### Supplied data
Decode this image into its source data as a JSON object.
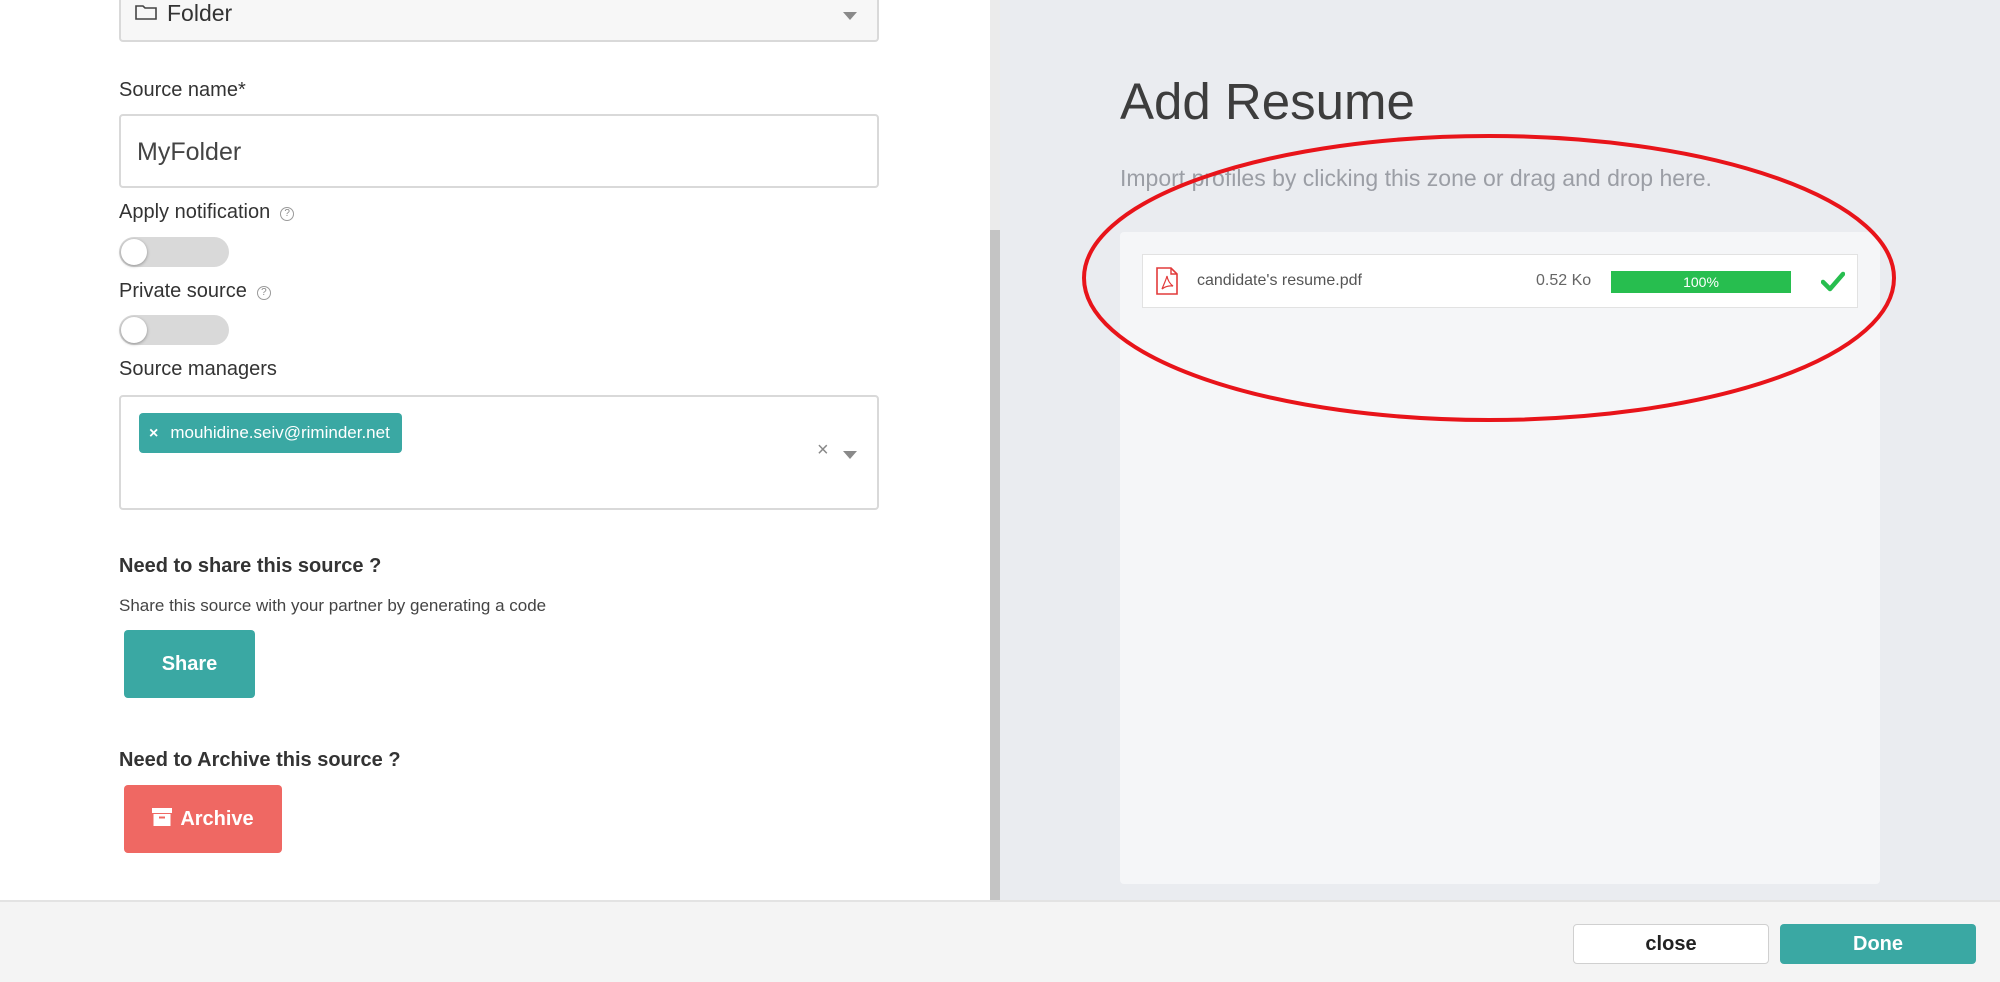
{
  "source_form": {
    "type_select": {
      "value": "Folder",
      "icon": "folder-icon"
    },
    "source_name": {
      "label": "Source name*",
      "value": "MyFolder"
    },
    "apply_notification": {
      "label": "Apply notification",
      "help": "?",
      "enabled": false
    },
    "private_source": {
      "label": "Private source",
      "help": "?",
      "enabled": false
    },
    "source_managers": {
      "label": "Source managers",
      "tags": [
        {
          "remove": "×",
          "email": "mouhidine.seiv@riminder.net"
        }
      ],
      "clear": "×"
    },
    "share_section": {
      "title": "Need to share this source ?",
      "description": "Share this source with your partner by generating a code",
      "button": "Share"
    },
    "archive_section": {
      "title": "Need to Archive this source ?",
      "button": "Archive",
      "icon": "archive-icon"
    }
  },
  "upload_panel": {
    "title": "Add Resume",
    "subtitle": "Import profiles by clicking this zone or drag and drop here.",
    "files": [
      {
        "name": "candidate's resume.pdf",
        "size": "0.52 Ko",
        "progress": 100,
        "progress_label": "100%",
        "status_icon": "check-icon",
        "file_icon": "pdf-icon"
      }
    ],
    "annotation_color": "#e8141a"
  },
  "footer": {
    "close_label": "close",
    "done_label": "Done"
  },
  "colors": {
    "accent": "#3aa8a3",
    "danger": "#ef6863",
    "success": "#27be4f"
  }
}
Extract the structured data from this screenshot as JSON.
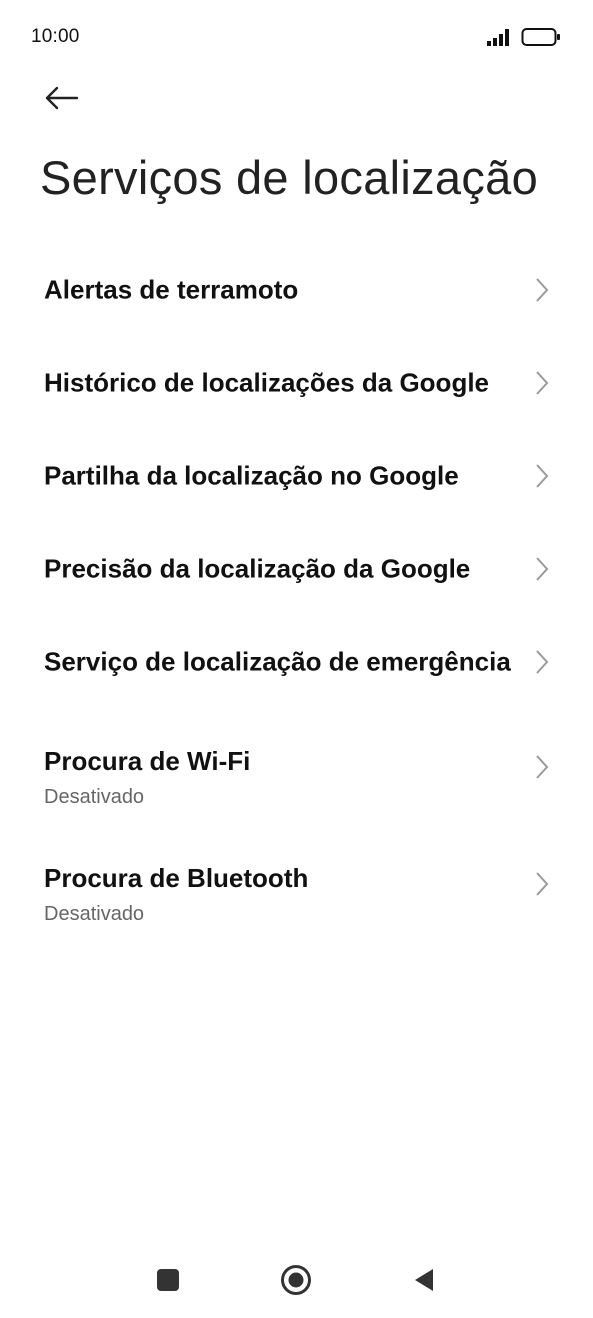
{
  "status_bar": {
    "time": "10:00",
    "icons": [
      "signal-icon",
      "battery-icon"
    ]
  },
  "header": {
    "back_icon": "arrow-left-icon",
    "title": "Serviços de localização"
  },
  "items": [
    {
      "label": "Alertas de terramoto"
    },
    {
      "label": "Histórico de localizações da Google"
    },
    {
      "label": "Partilha da localização no Google"
    },
    {
      "label": "Precisão da localização da Google"
    },
    {
      "label": "Serviço de localização de emergência"
    },
    {
      "label": "Procura de Wi-Fi",
      "sub": "Desativado"
    },
    {
      "label": "Procura de Bluetooth",
      "sub": "Desativado"
    }
  ],
  "nav_bar": {
    "icons": [
      "recents-square-icon",
      "home-circle-icon",
      "back-triangle-icon"
    ]
  },
  "colors": {
    "text": "#111111",
    "subtext": "#666666",
    "chevron": "#9a9a9a",
    "background": "#ffffff"
  }
}
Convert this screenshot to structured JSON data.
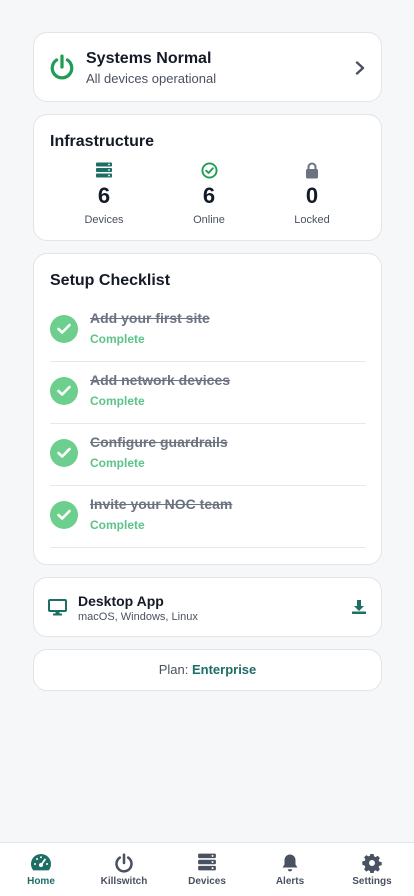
{
  "status": {
    "title": "Systems Normal",
    "subtitle": "All devices operational",
    "icon": "power-icon",
    "color": "#1f9d55"
  },
  "infrastructure": {
    "title": "Infrastructure",
    "stats": [
      {
        "value": "6",
        "label": "Devices",
        "icon": "server-icon",
        "color": "#1d6e65"
      },
      {
        "value": "6",
        "label": "Online",
        "icon": "check-circle-icon",
        "color": "#1f9d55"
      },
      {
        "value": "0",
        "label": "Locked",
        "icon": "lock-icon",
        "color": "#6b7280"
      }
    ]
  },
  "checklist": {
    "title": "Setup Checklist",
    "items": [
      {
        "label": "Add your first site",
        "status": "Complete"
      },
      {
        "label": "Add network devices",
        "status": "Complete"
      },
      {
        "label": "Configure guardrails",
        "status": "Complete"
      },
      {
        "label": "Invite your NOC team",
        "status": "Complete"
      }
    ]
  },
  "desktop": {
    "title": "Desktop App",
    "subtitle": "macOS, Windows, Linux"
  },
  "plan": {
    "label": "Plan:",
    "value": "Enterprise"
  },
  "nav": {
    "items": [
      {
        "label": "Home",
        "icon": "dashboard-gauge-icon",
        "active": true
      },
      {
        "label": "Killswitch",
        "icon": "power-icon"
      },
      {
        "label": "Devices",
        "icon": "server-icon"
      },
      {
        "label": "Alerts",
        "icon": "bell-icon"
      },
      {
        "label": "Settings",
        "icon": "gear-icon"
      }
    ]
  },
  "colors": {
    "accent": "#1d6e65",
    "success": "#1f9d55",
    "complete": "#5cc488",
    "background": "#f6f7f9"
  }
}
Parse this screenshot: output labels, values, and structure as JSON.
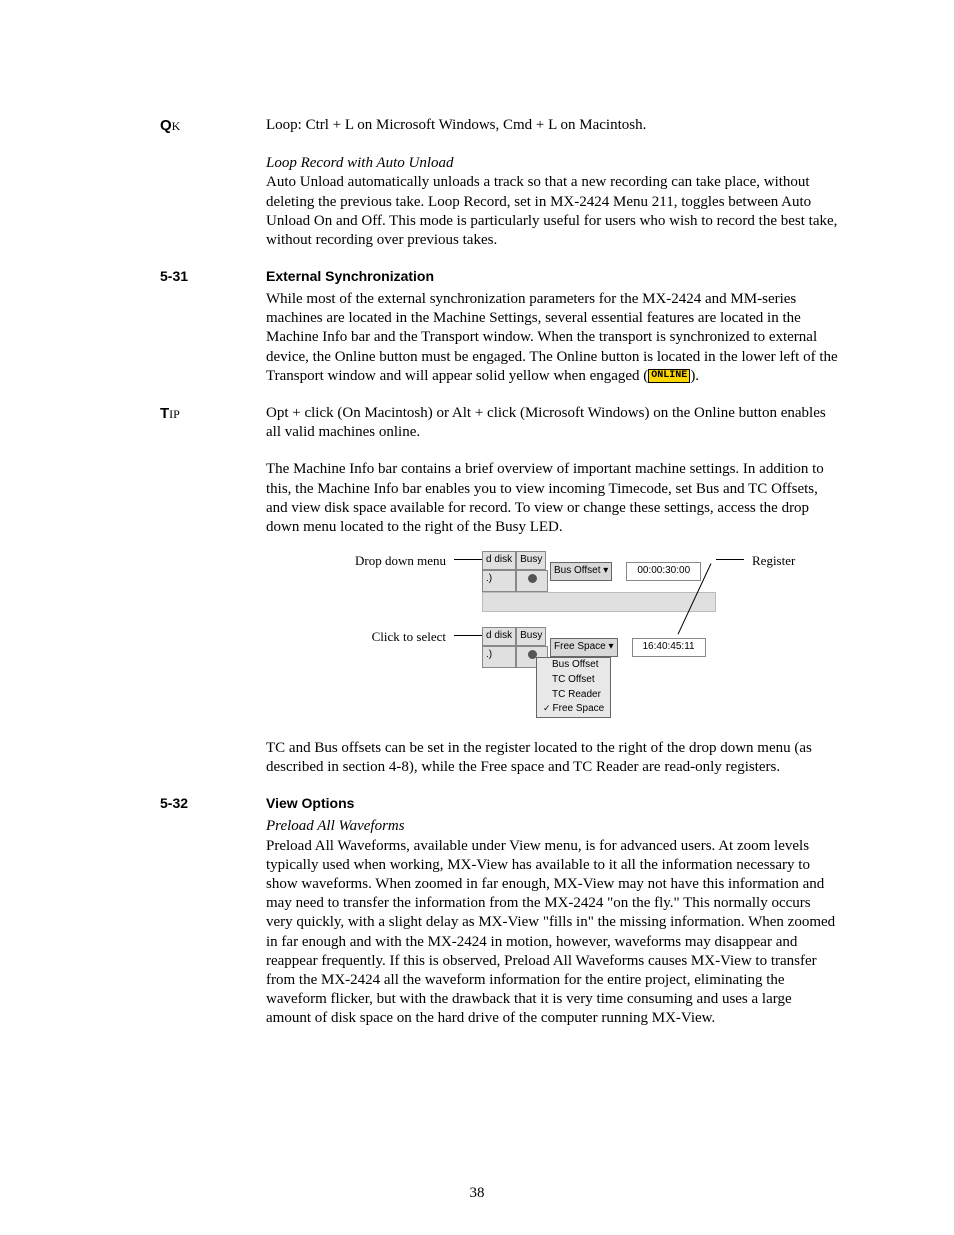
{
  "qk_label_big": "Q",
  "qk_label_small": "K",
  "qk_text": "Loop: Ctrl + L on Microsoft Windows, Cmd + L on Macintosh.",
  "loop_heading": "Loop Record with Auto Unload",
  "loop_body": "Auto Unload automatically unloads a track so that a new recording can take place, without deleting the previous take. Loop Record, set in MX-2424 Menu 211, toggles between Auto Unload On and Off. This mode is particularly useful for users who wish to record the best take, without recording over previous takes.",
  "sec_531_num": "5-31",
  "sec_531_title": "External Synchronization",
  "sec_531_body_pre": "While most of the external synchronization parameters for the MX-2424 and MM-series machines are located in the Machine Settings, several essential features are located in the Machine Info bar and the Transport window. When the transport is synchronized to external device, the Online button must be engaged. The Online button is located in the lower left of the Transport window and will appear solid yellow when engaged (",
  "online_badge": "ONLINE",
  "sec_531_body_post": ").",
  "tip_label_big": "T",
  "tip_label_small": "IP",
  "tip_text": "Opt + click (On Macintosh) or Alt + click (Microsoft Windows) on the Online button enables all valid machines online.",
  "machine_info_para": "The Machine Info bar contains a brief overview of important machine settings.  In addition to this, the Machine Info bar enables you to view incoming Timecode, set Bus and TC Offsets, and view disk space available for record. To view or change these settings, access the drop down menu located to the right of the Busy LED.",
  "fig": {
    "left_label_1": "Drop down menu",
    "left_label_2": "Click to select",
    "right_label": "Register",
    "disk_hdr": "d disk",
    "busy_hdr": "Busy",
    "bus_offset_btn": "Bus Offset ▾",
    "tc_value_1": "00:00:30:00",
    "free_space_btn": "Free Space ▾",
    "tc_value_2": "16:40:45:11",
    "menu_items": [
      "Bus Offset",
      "TC Offset",
      "TC Reader",
      "Free Space"
    ]
  },
  "after_fig_para": "TC and Bus offsets can be set in the register located to the right of the drop down menu (as described in section 4-8), while the Free space and TC Reader are read-only registers.",
  "sec_532_num": "5-32",
  "sec_532_title": "View Options",
  "preload_heading": "Preload All Waveforms",
  "preload_body": "Preload All Waveforms, available under View menu, is for advanced users.  At zoom levels typically used when working, MX-View has available to it all the information necessary to show waveforms.  When zoomed in far enough, MX-View may not have this information and may need to transfer the information from the MX-2424 \"on the fly.\"  This normally occurs very quickly, with a slight delay as MX-View \"fills in\" the missing information.  When zoomed in far enough and with the MX-2424 in motion, however, waveforms may disappear and reappear frequently.  If this is observed, Preload All Waveforms causes MX-View to transfer from the MX-2424 all the waveform information for the entire project, eliminating the waveform flicker, but with the drawback that it is very time consuming and uses a large amount of disk space on the hard drive of the computer running MX-View.",
  "page_number": "38"
}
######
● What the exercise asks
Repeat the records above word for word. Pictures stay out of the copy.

● Answer to this exercise
Decode this image into its source data as a JSON object.
{
  "source_form": {
    "type_select": {
      "value": "Folder",
      "icon": "folder-icon"
    },
    "source_name": {
      "label": "Source name*",
      "value": "MyFolder"
    },
    "apply_notification": {
      "label": "Apply notification",
      "help": "?",
      "enabled": false
    },
    "private_source": {
      "label": "Private source",
      "help": "?",
      "enabled": false
    },
    "source_managers": {
      "label": "Source managers",
      "tags": [
        {
          "remove": "×",
          "email": "mouhidine.seiv@riminder.net"
        }
      ],
      "clear": "×"
    },
    "share_section": {
      "title": "Need to share this source ?",
      "description": "Share this source with your partner by generating a code",
      "button": "Share"
    },
    "archive_section": {
      "title": "Need to Archive this source ?",
      "button": "Archive",
      "icon": "archive-icon"
    }
  },
  "upload_panel": {
    "title": "Add Resume",
    "subtitle": "Import profiles by clicking this zone or drag and drop here.",
    "files": [
      {
        "name": "candidate's resume.pdf",
        "size": "0.52 Ko",
        "progress": 100,
        "progress_label": "100%",
        "status_icon": "check-icon",
        "file_icon": "pdf-icon"
      }
    ],
    "annotation_color": "#e8141a"
  },
  "footer": {
    "close_label": "close",
    "done_label": "Done"
  },
  "colors": {
    "accent": "#3aa8a3",
    "danger": "#ef6863",
    "success": "#27be4f"
  }
}
Extract the structured data from this screenshot as JSON.
{
  "status_bar": {
    "time": "10:00",
    "icons": [
      "signal-icon",
      "battery-icon"
    ]
  },
  "header": {
    "back_icon": "arrow-left-icon",
    "title": "Serviços de localização"
  },
  "items": [
    {
      "label": "Alertas de terramoto"
    },
    {
      "label": "Histórico de localizações da Google"
    },
    {
      "label": "Partilha da localização no Google"
    },
    {
      "label": "Precisão da localização da Google"
    },
    {
      "label": "Serviço de localização de emergência"
    },
    {
      "label": "Procura de Wi-Fi",
      "sub": "Desativado"
    },
    {
      "label": "Procura de Bluetooth",
      "sub": "Desativado"
    }
  ],
  "nav_bar": {
    "icons": [
      "recents-square-icon",
      "home-circle-icon",
      "back-triangle-icon"
    ]
  },
  "colors": {
    "text": "#111111",
    "subtext": "#666666",
    "chevron": "#9a9a9a",
    "background": "#ffffff"
  }
}
Convert this screenshot to structured JSON data.
{
  "status": {
    "title": "Systems Normal",
    "subtitle": "All devices operational",
    "icon": "power-icon",
    "color": "#1f9d55"
  },
  "infrastructure": {
    "title": "Infrastructure",
    "stats": [
      {
        "value": "6",
        "label": "Devices",
        "icon": "server-icon",
        "color": "#1d6e65"
      },
      {
        "value": "6",
        "label": "Online",
        "icon": "check-circle-icon",
        "color": "#1f9d55"
      },
      {
        "value": "0",
        "label": "Locked",
        "icon": "lock-icon",
        "color": "#6b7280"
      }
    ]
  },
  "checklist": {
    "title": "Setup Checklist",
    "items": [
      {
        "label": "Add your first site",
        "status": "Complete"
      },
      {
        "label": "Add network devices",
        "status": "Complete"
      },
      {
        "label": "Configure guardrails",
        "status": "Complete"
      },
      {
        "label": "Invite your NOC team",
        "status": "Complete"
      }
    ]
  },
  "desktop": {
    "title": "Desktop App",
    "subtitle": "macOS, Windows, Linux"
  },
  "plan": {
    "label": "Plan:",
    "value": "Enterprise"
  },
  "nav": {
    "items": [
      {
        "label": "Home",
        "icon": "dashboard-gauge-icon",
        "active": true
      },
      {
        "label": "Killswitch",
        "icon": "power-icon"
      },
      {
        "label": "Devices",
        "icon": "server-icon"
      },
      {
        "label": "Alerts",
        "icon": "bell-icon"
      },
      {
        "label": "Settings",
        "icon": "gear-icon"
      }
    ]
  },
  "colors": {
    "accent": "#1d6e65",
    "success": "#1f9d55",
    "complete": "#5cc488",
    "background": "#f6f7f9"
  }
}
Parse this screenshot: output labels, values, and structure as JSON.
{
  "qk_label_big": "Q",
  "qk_label_small": "K",
  "qk_text": "Loop: Ctrl + L on Microsoft Windows, Cmd + L on Macintosh.",
  "loop_heading": "Loop Record with Auto Unload",
  "loop_body": "Auto Unload automatically unloads a track so that a new recording can take place, without deleting the previous take. Loop Record, set in MX-2424 Menu 211, toggles between Auto Unload On and Off. This mode is particularly useful for users who wish to record the best take, without recording over previous takes.",
  "sec_531_num": "5-31",
  "sec_531_title": "External Synchronization",
  "sec_531_body_pre": "While most of the external synchronization parameters for the MX-2424 and MM-series machines are located in the Machine Settings, several essential features are located in the Machine Info bar and the Transport window. When the transport is synchronized to external device, the Online button must be engaged. The Online button is located in the lower left of the Transport window and will appear solid yellow when engaged (",
  "online_badge": "ONLINE",
  "sec_531_body_post": ").",
  "tip_label_big": "T",
  "tip_label_small": "IP",
  "tip_text": "Opt + click (On Macintosh) or Alt + click (Microsoft Windows) on the Online button enables all valid machines online.",
  "machine_info_para": "The Machine Info bar contains a brief overview of important machine settings.  In addition to this, the Machine Info bar enables you to view incoming Timecode, set Bus and TC Offsets, and view disk space available for record. To view or change these settings, access the drop down menu located to the right of the Busy LED.",
  "fig": {
    "left_label_1": "Drop down menu",
    "left_label_2": "Click to select",
    "right_label": "Register",
    "disk_hdr": "d disk",
    "busy_hdr": "Busy",
    "bus_offset_btn": "Bus Offset ▾",
    "tc_value_1": "00:00:30:00",
    "free_space_btn": "Free Space ▾",
    "tc_value_2": "16:40:45:11",
    "menu_items": [
      "Bus Offset",
      "TC Offset",
      "TC Reader",
      "Free Space"
    ]
  },
  "after_fig_para": "TC and Bus offsets can be set in the register located to the right of the drop down menu (as described in section 4-8), while the Free space and TC Reader are read-only registers.",
  "sec_532_num": "5-32",
  "sec_532_title": "View Options",
  "preload_heading": "Preload All Waveforms",
  "preload_body": "Preload All Waveforms, available under View menu, is for advanced users.  At zoom levels typically used when working, MX-View has available to it all the information necessary to show waveforms.  When zoomed in far enough, MX-View may not have this information and may need to transfer the information from the MX-2424 \"on the fly.\"  This normally occurs very quickly, with a slight delay as MX-View \"fills in\" the missing information.  When zoomed in far enough and with the MX-2424 in motion, however, waveforms may disappear and reappear frequently.  If this is observed, Preload All Waveforms causes MX-View to transfer from the MX-2424 all the waveform information for the entire project, eliminating the waveform flicker, but with the drawback that it is very time consuming and uses a large amount of disk space on the hard drive of the computer running MX-View.",
  "page_number": "38"
}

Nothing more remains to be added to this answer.